Verizon Communications' FiOS services turned in their worst performance in five years, with the telco adding just 131,000 TV and 138,000 Internet customers in the third quarter largely because of a disruptive two-week strike and two major storms that slammed its service areas.
The storms and the strike by 45,000 unions workers in the Northeast and Mid-Atlantic regions cost Verizon about $250 million in the third quarter.
Verizon already had lowered expectations for FiOS, announcing last month that it was forced to delay more than 100,000 orders in the quarter because of the strike and repairs to weather-related damage from Hurricane Irene and Tropical Storm Lee.
For Verizon, Irene knocked down more than 4,000 poles, cut power to 254 central offices and generated 820,000 additional repair dispatches, Verizon chief financial officer Fran Shammo said on the earnings call Friday. "This storm had an extremely significant impact to our operating results," he said.
AT&T also blamed the storms, as well as a U-verse upgrade, reporting Thursday that it added 176,000 TV subscribers -- below analyst estimates.
Verizon is looking forward to better results for FiOS in the fourth quarter, saying that after clearing installation backlogs it anticipates adding at least 200,000 FiOS Internet and 200,000 FiOS TV customers.
"In FiOS, we expect to capitalize on pent-up demand and deliver stronger growth in the fourth quarter," Verizon president and CEO Lowell McAdam said in announcing the results.
Actually, in the third quarter, Verizon netted more FiOS subscribers than it expected given the storms and strike, according to Shammo. The telco expected a "50% run rate," or half its normal installations, but Verizon cleared the order backlog better than that, he said.
Despite the weak net adds, FiOS penetration continued to climb: At the end of September, FiOS Internet penetration was 35% (versus 31% a year ago) and TV penetration was 31% (versus 27% last year).
Verizon now counts 3.98 million FiOS TV and 4.62 million FiOS Internet connections. The telco touted an 8.8% year-over-year increase in consumer average revenue per unit (ARPU), to $94.20 in the period, with FiOS consumer services now representing 59% of total consumer revenues.
Like AT&T, Verizon's Q3 2011 wireline segment revenues declined, down 1.3% to $10.1 billion, although consumer revenues grew 1.1% year-over-year to $3.4 billion. Voice connections, including FiOS Digital Voice and legacy landlines, continued to drop -- down 7.6% year-over-year to 24.5 million -- but Verizon noted that was the smallest year-over-year decline since the fourth quarter of 2006.
Verizon's total broadband connections increased 2.8%, to 8.6 million, with FiOS Internet connections offsetting a decrease of 118,000 DSL connections. That gave the telco a net increase of 20,000 broadband subs.

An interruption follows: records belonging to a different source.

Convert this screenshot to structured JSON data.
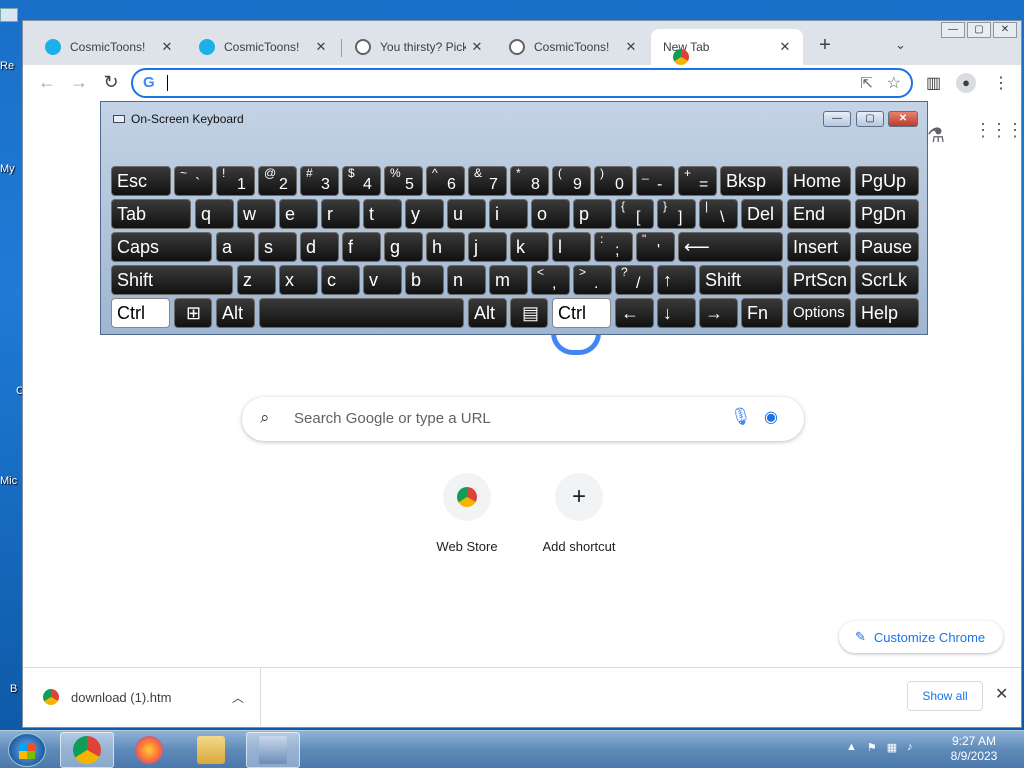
{
  "desktop": {
    "icons": [
      {
        "label": "Re"
      },
      {
        "label": "My"
      },
      {
        "label": "C"
      },
      {
        "label": "Mic"
      },
      {
        "label": "B"
      }
    ]
  },
  "browser": {
    "tabs": [
      {
        "title": "CosmicToons!",
        "favicon": "cosmic-icon",
        "active": false
      },
      {
        "title": "CosmicToons!",
        "favicon": "cosmic-icon",
        "active": false
      },
      {
        "title": "You thirsty? Pick",
        "favicon": "globe-icon",
        "active": false
      },
      {
        "title": "CosmicToons!",
        "favicon": "globe-icon",
        "active": false
      },
      {
        "title": "New Tab",
        "favicon": "chrome-icon",
        "active": true
      }
    ],
    "new_tab_symbol": "+",
    "omnibox": {
      "value": "",
      "placeholder": ""
    },
    "window_controls": {
      "minimize": "—",
      "maximize": "▢",
      "close": "✕"
    }
  },
  "newtab": {
    "search_placeholder": "Search Google or type a URL",
    "shortcuts": [
      {
        "label": "Web Store",
        "icon": "web-store-icon"
      },
      {
        "label": "Add shortcut",
        "icon": "plus-icon"
      }
    ],
    "add_symbol": "+",
    "customize_label": "Customize Chrome"
  },
  "downloads": {
    "items": [
      {
        "filename": "download (1).htm"
      }
    ],
    "show_all_label": "Show all"
  },
  "osk": {
    "title": "On-Screen Keyboard",
    "keys": {
      "esc": "Esc",
      "bksp": "Bksp",
      "home": "Home",
      "pgup": "PgUp",
      "tab": "Tab",
      "del": "Del",
      "end": "End",
      "pgdn": "PgDn",
      "caps": "Caps",
      "insert": "Insert",
      "pause": "Pause",
      "shift": "Shift",
      "prtscn": "PrtScn",
      "scrlk": "ScrLk",
      "ctrl": "Ctrl",
      "alt": "Alt",
      "fn": "Fn",
      "options": "Options",
      "help": "Help",
      "row1": [
        {
          "shift": "~",
          "main": "`"
        },
        {
          "shift": "!",
          "main": "1"
        },
        {
          "shift": "@",
          "main": "2"
        },
        {
          "shift": "#",
          "main": "3"
        },
        {
          "shift": "$",
          "main": "4"
        },
        {
          "shift": "%",
          "main": "5"
        },
        {
          "shift": "^",
          "main": "6"
        },
        {
          "shift": "&",
          "main": "7"
        },
        {
          "shift": "*",
          "main": "8"
        },
        {
          "shift": "(",
          "main": "9"
        },
        {
          "shift": ")",
          "main": "0"
        },
        {
          "shift": "_",
          "main": "-"
        },
        {
          "shift": "+",
          "main": "="
        }
      ],
      "row2": [
        "q",
        "w",
        "e",
        "r",
        "t",
        "y",
        "u",
        "i",
        "o",
        "p"
      ],
      "row2_sym": [
        {
          "shift": "{",
          "main": "["
        },
        {
          "shift": "}",
          "main": "]"
        },
        {
          "shift": "|",
          "main": "\\"
        }
      ],
      "row3": [
        "a",
        "s",
        "d",
        "f",
        "g",
        "h",
        "j",
        "k",
        "l"
      ],
      "row3_sym": [
        {
          "shift": ":",
          "main": ";"
        },
        {
          "shift": "\"",
          "main": "'"
        }
      ],
      "row4": [
        "z",
        "x",
        "c",
        "v",
        "b",
        "n",
        "m"
      ],
      "row4_sym": [
        {
          "shift": "<",
          "main": ","
        },
        {
          "shift": ">",
          "main": "."
        },
        {
          "shift": "?",
          "main": "/"
        }
      ],
      "arrows": {
        "up": "↑",
        "left": "←",
        "down": "↓",
        "right": "→"
      },
      "enter_symbol": "⟵"
    }
  },
  "taskbar": {
    "time": "9:27 AM",
    "date": "8/9/2023"
  }
}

As with AT&T, the wireless side of the house shone far more brightly for Verizon, although its 882,000 net new retail postpaid customers were slightly below analyst estimates.
Verizon Wireless, a joint venture with Vodafone, added 1.3 million total connections in third-quarter 2011, to stand at 107.7 million total connections. Total wireless revenue was $17.7 billion, up 9.1% year-over-year, with operating income margin of 29%. Verizon Wireless generated $7.2 billion of earnings before income tax, depreciation and amortization in the third quarter of 2011, up 7.5% from the year-ago period.

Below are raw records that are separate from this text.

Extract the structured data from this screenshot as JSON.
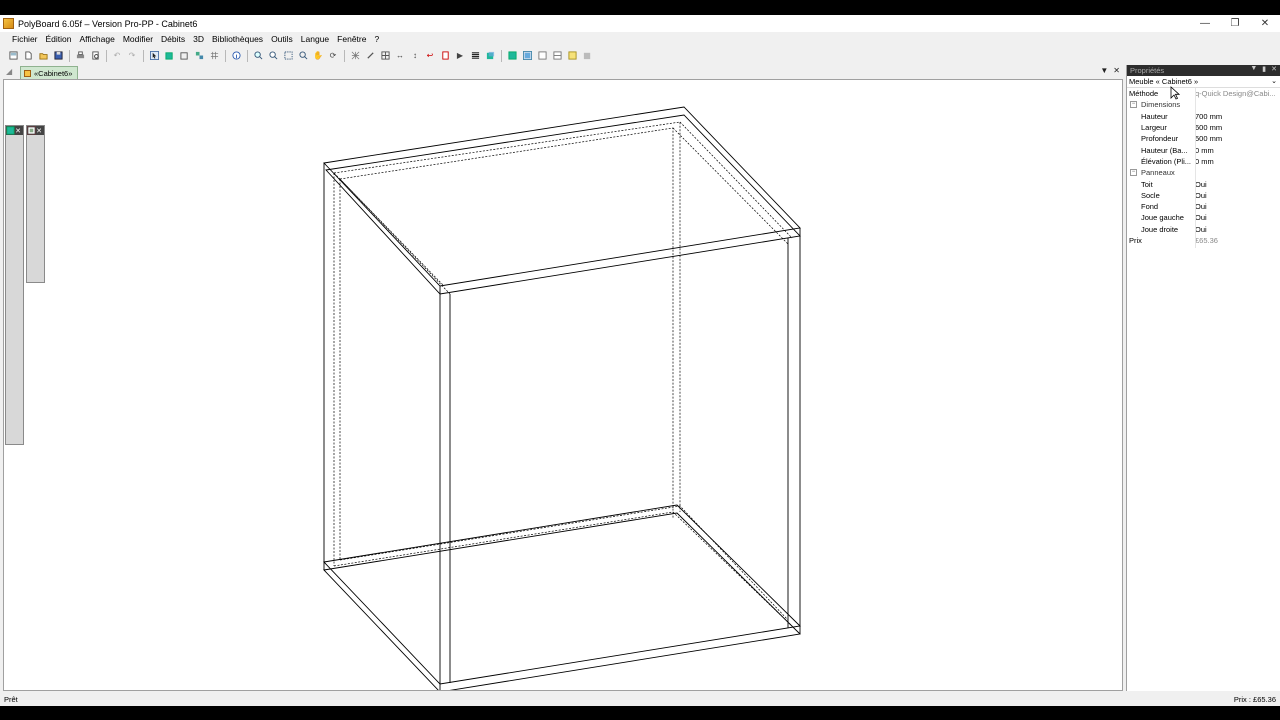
{
  "window": {
    "title": "PolyBoard 6.05f – Version Pro-PP - Cabinet6",
    "controls": [
      "minimize",
      "restore",
      "close"
    ]
  },
  "menu": [
    "Fichier",
    "Édition",
    "Affichage",
    "Modifier",
    "Débits",
    "3D",
    "Bibliothèques",
    "Outils",
    "Langue",
    "Fenêtre",
    "?"
  ],
  "document_tab": {
    "label": "«Cabinet6»"
  },
  "properties": {
    "title": "Propriétés",
    "selector": "Meuble « Cabinet6 »",
    "methode_label": "Méthode",
    "methode_value": "q-Quick Design@Cabi...",
    "dimensions_label": "Dimensions",
    "dimensions": [
      {
        "name": "Hauteur",
        "value": "700 mm"
      },
      {
        "name": "Largeur",
        "value": "600 mm"
      },
      {
        "name": "Profondeur",
        "value": "500 mm"
      },
      {
        "name": "Hauteur (Ba...",
        "value": "0 mm"
      },
      {
        "name": "Élévation (Pli...",
        "value": "0 mm"
      }
    ],
    "panneaux_label": "Panneaux",
    "panneaux": [
      {
        "name": "Toit",
        "value": "Oui"
      },
      {
        "name": "Socle",
        "value": "Oui"
      },
      {
        "name": "Fond",
        "value": "Oui"
      },
      {
        "name": "Joue gauche",
        "value": "Oui"
      },
      {
        "name": "Joue droite",
        "value": "Oui"
      }
    ],
    "prix_label": "Prix",
    "prix_value": "£65.36"
  },
  "status": {
    "left": "Prêt",
    "right": "Prix : £65.36"
  },
  "colors": {
    "accent_green": "#1fb89a",
    "tab_green": "#cfe7cf",
    "drawing_line": "#000000"
  }
}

In addition, Verizon Wireless continued to roll out its 4G LTE mobile broadband network. As of Thursday, LTE service was available in 165 markets covering a population of more than 186 million across the U.S., already exceeding the company's 2011 target of covering a population of 185 million.
Overall, in the quarter ended Sept. 30, 2011, Verizon revenue was $27.9 billion on a consolidated basis, up 5.4% compared with the third quarter of 2010. Net income attributable to Verizon was $3.5 billion, up 87% from $2.7 billion in Q3 2010. Earnings in the year-ago period included one-time charges including 19 cents per share for pension settlement losses.